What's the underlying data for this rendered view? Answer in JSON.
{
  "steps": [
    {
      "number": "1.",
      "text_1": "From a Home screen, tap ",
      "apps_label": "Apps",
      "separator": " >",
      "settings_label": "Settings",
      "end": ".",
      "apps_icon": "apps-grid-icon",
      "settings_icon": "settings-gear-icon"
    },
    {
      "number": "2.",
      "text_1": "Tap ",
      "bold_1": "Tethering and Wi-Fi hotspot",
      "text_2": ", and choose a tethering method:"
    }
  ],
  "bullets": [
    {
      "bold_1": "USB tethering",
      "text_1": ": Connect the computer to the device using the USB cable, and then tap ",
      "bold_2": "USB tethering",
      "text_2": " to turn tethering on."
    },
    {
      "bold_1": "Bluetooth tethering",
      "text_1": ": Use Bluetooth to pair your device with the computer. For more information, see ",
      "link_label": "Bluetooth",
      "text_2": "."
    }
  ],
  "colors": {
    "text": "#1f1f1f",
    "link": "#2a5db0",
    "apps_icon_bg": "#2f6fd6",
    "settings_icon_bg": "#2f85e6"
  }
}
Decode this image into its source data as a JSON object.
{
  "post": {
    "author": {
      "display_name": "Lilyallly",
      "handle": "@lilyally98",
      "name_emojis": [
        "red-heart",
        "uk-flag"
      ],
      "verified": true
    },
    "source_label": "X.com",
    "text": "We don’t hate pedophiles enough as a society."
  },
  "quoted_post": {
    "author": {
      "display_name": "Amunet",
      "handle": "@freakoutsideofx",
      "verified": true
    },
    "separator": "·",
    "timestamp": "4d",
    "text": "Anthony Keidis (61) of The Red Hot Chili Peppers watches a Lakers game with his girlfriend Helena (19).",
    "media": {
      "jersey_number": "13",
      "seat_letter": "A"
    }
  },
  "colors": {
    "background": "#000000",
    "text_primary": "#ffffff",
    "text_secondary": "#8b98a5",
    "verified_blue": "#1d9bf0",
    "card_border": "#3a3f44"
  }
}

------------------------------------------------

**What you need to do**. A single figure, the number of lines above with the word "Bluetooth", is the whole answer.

**Solution to this task**. 3